WORK INSTRUCTION:
Please copy each line below that contains the word "icon".

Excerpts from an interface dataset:
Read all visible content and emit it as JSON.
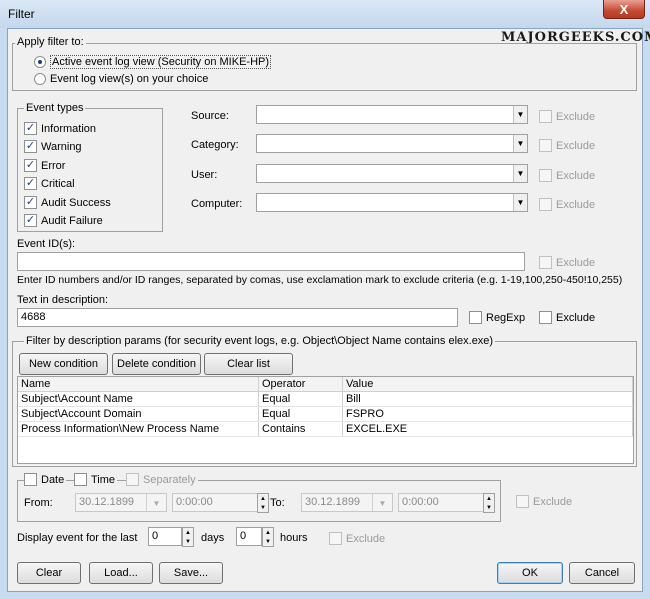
{
  "window": {
    "title": "Filter",
    "close_glyph": "X"
  },
  "watermark": "MAJORGEEKS.COM",
  "apply_filter": {
    "label": "Apply filter to:",
    "options": [
      {
        "label": "Active event log view (Security on MIKE-HP)",
        "selected": true
      },
      {
        "label": "Event log view(s) on your choice",
        "selected": false
      }
    ]
  },
  "event_types": {
    "title": "Event types",
    "items": [
      {
        "label": "Information",
        "checked": true
      },
      {
        "label": "Warning",
        "checked": true
      },
      {
        "label": "Error",
        "checked": true
      },
      {
        "label": "Critical",
        "checked": true
      },
      {
        "label": "Audit Success",
        "checked": true
      },
      {
        "label": "Audit Failure",
        "checked": true
      }
    ]
  },
  "fields": [
    {
      "label": "Source:",
      "exclude": "Exclude"
    },
    {
      "label": "Category:",
      "exclude": "Exclude"
    },
    {
      "label": "User:",
      "exclude": "Exclude"
    },
    {
      "label": "Computer:",
      "exclude": "Exclude"
    }
  ],
  "event_id": {
    "label": "Event ID(s):",
    "value": "",
    "exclude": "Exclude",
    "hint": "Enter ID numbers and/or ID ranges, separated by comas, use exclamation mark to exclude criteria (e.g. 1-19,100,250-450!10,255)"
  },
  "text_desc": {
    "label": "Text in description:",
    "value": "4688",
    "regexp": "RegExp",
    "exclude": "Exclude"
  },
  "desc_params": {
    "title": "Filter by description params (for security event logs, e.g. Object\\Object Name contains elex.exe)",
    "buttons": {
      "new": "New condition",
      "delete": "Delete condition",
      "clear": "Clear list"
    },
    "columns": [
      "Name",
      "Operator",
      "Value"
    ],
    "rows": [
      [
        "Subject\\Account Name",
        "Equal",
        "Bill"
      ],
      [
        "Subject\\Account Domain",
        "Equal",
        "FSPRO"
      ],
      [
        "Process Information\\New Process Name",
        "Contains",
        "EXCEL.EXE"
      ]
    ]
  },
  "datetime": {
    "date": "Date",
    "time": "Time",
    "separately": "Separately",
    "from_label": "From:",
    "from_date": "30.12.1899",
    "from_time": "0:00:00",
    "to_label": "To:",
    "to_date": "30.12.1899",
    "to_time": "0:00:00",
    "exclude": "Exclude"
  },
  "last": {
    "label": "Display event for the last",
    "days_value": "0",
    "days_label": "days",
    "hours_value": "0",
    "hours_label": "hours",
    "exclude": "Exclude"
  },
  "footer": {
    "clear": "Clear",
    "load": "Load...",
    "save": "Save...",
    "ok": "OK",
    "cancel": "Cancel"
  }
}
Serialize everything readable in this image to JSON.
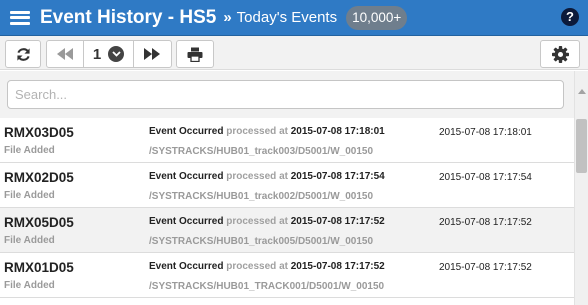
{
  "header": {
    "title": "Event History - HS5",
    "separator": "»",
    "subtitle": "Today's Events",
    "count_badge": "10,000+",
    "help_label": "?"
  },
  "toolbar": {
    "refresh_icon": "refresh-icon",
    "first_icon": "fast-backward-icon",
    "page_number": "1",
    "page_dropdown_icon": "chevron-down-circle-icon",
    "next_icon": "fast-forward-icon",
    "print_icon": "print-icon",
    "settings_icon": "gear-icon"
  },
  "search": {
    "placeholder": "Search..."
  },
  "events": [
    {
      "name": "RMX03D05",
      "type": "File Added",
      "event": "Event Occurred",
      "processed_label": "processed at",
      "processed_time": "2015-07-08 17:18:01",
      "path": "/SYSTRACKS/HUB01_track003/D5001/W_00150",
      "time": "2015-07-08 17:18:01"
    },
    {
      "name": "RMX02D05",
      "type": "File Added",
      "event": "Event Occurred",
      "processed_label": "processed at",
      "processed_time": "2015-07-08 17:17:54",
      "path": "/SYSTRACKS/HUB01_track002/D5001/W_00150",
      "time": "2015-07-08 17:17:54"
    },
    {
      "name": "RMX05D05",
      "type": "File Added",
      "event": "Event Occurred",
      "processed_label": "processed at",
      "processed_time": "2015-07-08 17:17:52",
      "path": "/SYSTRACKS/HUB01_track005/D5001/W_00150",
      "time": "2015-07-08 17:17:52"
    },
    {
      "name": "RMX01D05",
      "type": "File Added",
      "event": "Event Occurred",
      "processed_label": "processed at",
      "processed_time": "2015-07-08 17:17:52",
      "path": "/SYSTRACKS/HUB01_TRACK001/D5001/W_00150",
      "time": "2015-07-08 17:17:52"
    }
  ],
  "colors": {
    "header_bg": "#2f7ac5",
    "badge_bg": "#6f7e8d",
    "selected_row_bg": "#f2f2f2"
  }
}
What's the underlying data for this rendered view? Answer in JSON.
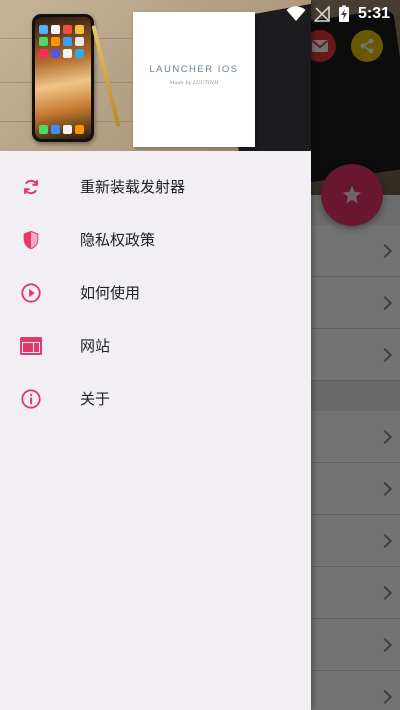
{
  "status_bar": {
    "time": "5:31"
  },
  "drawer": {
    "header": {
      "notebook_title": "LAUNCHER IOS",
      "notebook_subtitle": "Made by LUUTINH"
    },
    "items": [
      {
        "label": "重新装载发射器",
        "icon": "refresh-icon"
      },
      {
        "label": "隐私权政策",
        "icon": "shield-icon"
      },
      {
        "label": "如何使用",
        "icon": "play-circle-icon"
      },
      {
        "label": "网站",
        "icon": "web-icon"
      },
      {
        "label": "关于",
        "icon": "info-icon"
      }
    ]
  },
  "colors": {
    "accent": "#e4376b",
    "drawer_bg": "#f1eff3",
    "gmail": "#e53935",
    "share": "#e6c400"
  }
}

ANSWER TO THE PROBLEM:
    "refresh_icon": "refresh-icon",
    "first_icon": "fast-backward-icon",
    "page_dropdown_icon": "chevron-down-circle-icon",
    "next_icon": "fast-forward-icon",
    "print_icon": "print-icon",
    "settings_icon": "gear-icon"
        "icon": "refresh-icon"
        "icon": "shield-icon"
        "icon": "play-circle-icon"
        "icon": "web-icon"
        "icon": "info-icon"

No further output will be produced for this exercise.